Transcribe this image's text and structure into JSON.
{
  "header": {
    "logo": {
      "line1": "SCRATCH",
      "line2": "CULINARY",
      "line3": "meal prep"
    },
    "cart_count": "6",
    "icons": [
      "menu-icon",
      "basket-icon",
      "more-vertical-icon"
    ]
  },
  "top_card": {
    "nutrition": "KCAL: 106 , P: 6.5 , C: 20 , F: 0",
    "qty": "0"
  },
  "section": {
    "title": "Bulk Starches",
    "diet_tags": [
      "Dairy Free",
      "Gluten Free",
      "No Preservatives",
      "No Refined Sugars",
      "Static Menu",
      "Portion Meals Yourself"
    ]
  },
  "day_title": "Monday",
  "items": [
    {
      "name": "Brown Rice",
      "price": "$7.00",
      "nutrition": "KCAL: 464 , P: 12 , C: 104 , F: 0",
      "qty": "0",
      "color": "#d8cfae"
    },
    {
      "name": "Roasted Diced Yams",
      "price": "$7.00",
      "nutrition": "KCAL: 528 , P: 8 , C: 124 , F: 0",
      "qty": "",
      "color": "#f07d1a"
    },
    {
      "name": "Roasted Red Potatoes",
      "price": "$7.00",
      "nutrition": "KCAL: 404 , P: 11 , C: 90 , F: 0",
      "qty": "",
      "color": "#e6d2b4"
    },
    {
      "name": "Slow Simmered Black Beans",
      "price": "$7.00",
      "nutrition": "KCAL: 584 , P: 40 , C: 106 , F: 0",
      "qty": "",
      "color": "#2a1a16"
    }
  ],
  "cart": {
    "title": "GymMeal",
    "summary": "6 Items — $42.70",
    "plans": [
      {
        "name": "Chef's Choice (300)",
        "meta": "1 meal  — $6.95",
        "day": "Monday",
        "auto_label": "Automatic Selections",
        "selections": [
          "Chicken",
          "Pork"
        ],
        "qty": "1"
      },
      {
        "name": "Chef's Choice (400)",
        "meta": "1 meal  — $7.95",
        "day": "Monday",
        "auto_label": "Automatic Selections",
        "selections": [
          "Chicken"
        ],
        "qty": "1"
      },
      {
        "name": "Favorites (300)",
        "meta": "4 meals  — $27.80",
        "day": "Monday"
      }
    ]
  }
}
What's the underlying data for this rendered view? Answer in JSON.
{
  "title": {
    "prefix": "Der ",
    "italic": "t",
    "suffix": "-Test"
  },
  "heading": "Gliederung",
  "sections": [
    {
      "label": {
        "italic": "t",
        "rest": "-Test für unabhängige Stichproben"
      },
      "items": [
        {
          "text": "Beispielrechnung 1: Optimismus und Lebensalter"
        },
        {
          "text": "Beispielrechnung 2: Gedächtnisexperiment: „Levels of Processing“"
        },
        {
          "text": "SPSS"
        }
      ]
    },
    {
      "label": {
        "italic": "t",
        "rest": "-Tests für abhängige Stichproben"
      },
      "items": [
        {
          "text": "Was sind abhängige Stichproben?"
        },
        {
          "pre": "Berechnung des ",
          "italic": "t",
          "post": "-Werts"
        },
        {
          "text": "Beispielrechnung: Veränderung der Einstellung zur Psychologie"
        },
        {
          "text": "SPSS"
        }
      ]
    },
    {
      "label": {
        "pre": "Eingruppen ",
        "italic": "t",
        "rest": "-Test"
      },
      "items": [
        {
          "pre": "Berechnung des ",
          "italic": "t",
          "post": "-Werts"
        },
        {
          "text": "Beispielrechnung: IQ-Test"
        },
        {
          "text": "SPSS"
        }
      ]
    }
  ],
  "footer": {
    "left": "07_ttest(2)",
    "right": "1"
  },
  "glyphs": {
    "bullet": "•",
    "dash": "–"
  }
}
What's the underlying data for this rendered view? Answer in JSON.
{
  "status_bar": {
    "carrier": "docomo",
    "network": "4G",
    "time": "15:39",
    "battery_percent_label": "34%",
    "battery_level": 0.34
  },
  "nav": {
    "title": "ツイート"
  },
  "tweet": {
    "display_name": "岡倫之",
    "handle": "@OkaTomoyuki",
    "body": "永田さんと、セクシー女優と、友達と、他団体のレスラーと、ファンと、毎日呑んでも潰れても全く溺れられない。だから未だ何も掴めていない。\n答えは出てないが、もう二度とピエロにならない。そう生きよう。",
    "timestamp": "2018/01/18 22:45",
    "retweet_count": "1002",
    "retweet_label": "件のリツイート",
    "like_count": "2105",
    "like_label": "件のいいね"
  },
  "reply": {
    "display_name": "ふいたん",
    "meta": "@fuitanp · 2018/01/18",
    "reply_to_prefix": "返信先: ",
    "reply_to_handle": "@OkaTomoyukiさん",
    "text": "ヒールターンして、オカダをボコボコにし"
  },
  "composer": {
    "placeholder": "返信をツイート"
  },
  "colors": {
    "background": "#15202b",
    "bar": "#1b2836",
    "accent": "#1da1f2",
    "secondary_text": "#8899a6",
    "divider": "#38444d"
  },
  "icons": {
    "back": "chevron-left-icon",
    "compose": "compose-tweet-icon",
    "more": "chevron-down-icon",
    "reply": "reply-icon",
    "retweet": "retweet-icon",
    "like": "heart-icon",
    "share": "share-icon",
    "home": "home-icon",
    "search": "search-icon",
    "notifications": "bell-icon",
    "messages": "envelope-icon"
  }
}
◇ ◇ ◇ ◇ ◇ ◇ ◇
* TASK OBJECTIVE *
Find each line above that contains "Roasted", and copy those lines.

* THE ANSWER *
      "name": "Roasted Diced Yams",
      "name": "Roasted Red Potatoes",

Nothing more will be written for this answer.